What we did:
- Excavations (part 2)
- Installed steel reinforcement and Claymaster
- Site prep for pour
- Concrete pour
A huge week, entering a new chapter.
The excavator, its operator and his chain of Marlboros were getting through the ground at great speed, so much so that we couldn’t get the excavated earth out fast enough to ensure a clean and tidy site. To put this into context, one of the big challenges of this project is the relatively small size of the site and the restricted access into it. As you may have seen from the plans and the intro page, the site is behind a retail parade and accessed through a narrow alley, which can just about squeeze in lorries, although this requires careful organisation, safe traffic management and a lot of sweet-talking the neighbours, who no doubt still (un)reasonably still get annoyed.
Once the trenches had been dug out, we had to install steel mesh into the foundations.
Here’s the GCSE Physics lesson...
Concrete has high compressive strength, meaning that it can take (uniform) loads pushing against it; this is fine in 90% of cases, especially in the UK. Where the concrete may experience non-uniform forces which may bend it e.g. if there are tree roots pushing against it or if there is an earthquake(!), concrete doesn’t handle theses tensile forces well.
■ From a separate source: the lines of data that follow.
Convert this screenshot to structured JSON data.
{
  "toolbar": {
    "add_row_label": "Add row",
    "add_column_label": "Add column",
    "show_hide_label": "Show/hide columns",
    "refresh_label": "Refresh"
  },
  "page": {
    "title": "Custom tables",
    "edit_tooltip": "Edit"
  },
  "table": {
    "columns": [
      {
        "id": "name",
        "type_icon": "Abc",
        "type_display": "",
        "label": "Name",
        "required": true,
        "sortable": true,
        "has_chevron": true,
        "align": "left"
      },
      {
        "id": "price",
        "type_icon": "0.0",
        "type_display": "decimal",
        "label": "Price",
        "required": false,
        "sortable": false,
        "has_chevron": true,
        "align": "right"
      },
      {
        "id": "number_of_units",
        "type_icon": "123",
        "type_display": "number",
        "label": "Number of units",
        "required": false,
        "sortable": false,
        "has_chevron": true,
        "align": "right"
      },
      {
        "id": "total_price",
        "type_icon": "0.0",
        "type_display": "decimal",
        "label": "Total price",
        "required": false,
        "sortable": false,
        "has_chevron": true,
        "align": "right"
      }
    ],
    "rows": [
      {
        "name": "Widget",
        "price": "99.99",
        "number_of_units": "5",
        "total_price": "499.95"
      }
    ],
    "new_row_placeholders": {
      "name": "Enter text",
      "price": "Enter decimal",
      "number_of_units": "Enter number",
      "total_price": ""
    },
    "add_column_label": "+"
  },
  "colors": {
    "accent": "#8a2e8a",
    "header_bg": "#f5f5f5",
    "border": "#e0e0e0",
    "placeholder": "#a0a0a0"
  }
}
The tensile strength of concrete foundations can be improved using steel reinforcing bars (rebar), which is laid as a mesh and concrete set around it. Given we also have clay in the soil here, ‘Claymaster’ sheets were used to protect the concrete from fatigue caused by the soil shrinking and swelling around it.
Now to the fun stuff.
Getting concrete trucks into the site was always going to be a huge pain, but thankfully following a moment of genius (and more sweet-talking), the school which the site backs on to allowed us to use bring our trucks through their access road. All we then had to do was feed the long elephant-trunk-like-hoses through the treeline and start pumping! For me this was the biggest moment of the project so far and everyone was quite jovial and abnormally excited about concrete!
"Start of a new life Jitin!"
As we needed so much of the stuff, approx. 50m3 (120 tonnes!), we first had a series of 4 trucks lined up, all mixing concrete. This was all fed into the front 2, which pumped the mix using very high pressure along 20m long pipes into the trenches. A nice bragging point was that this was the first time the concrete company had done this, giving rise to some sort of concrete paparazzi taking promotional pictures. The fifth lorry then topped the trenches up separately.
Within my pictures you’ll also notice a long metal rod being used, this creates powerful vibrations within the wet concrete, bringing out any air bubbles whilst also covering the unfortunate user in splashes.
After a few hours we had reached a uniform, smooth level across all the trenches.
Time for the champagne and whiskey!
Next week however saw the first major issue…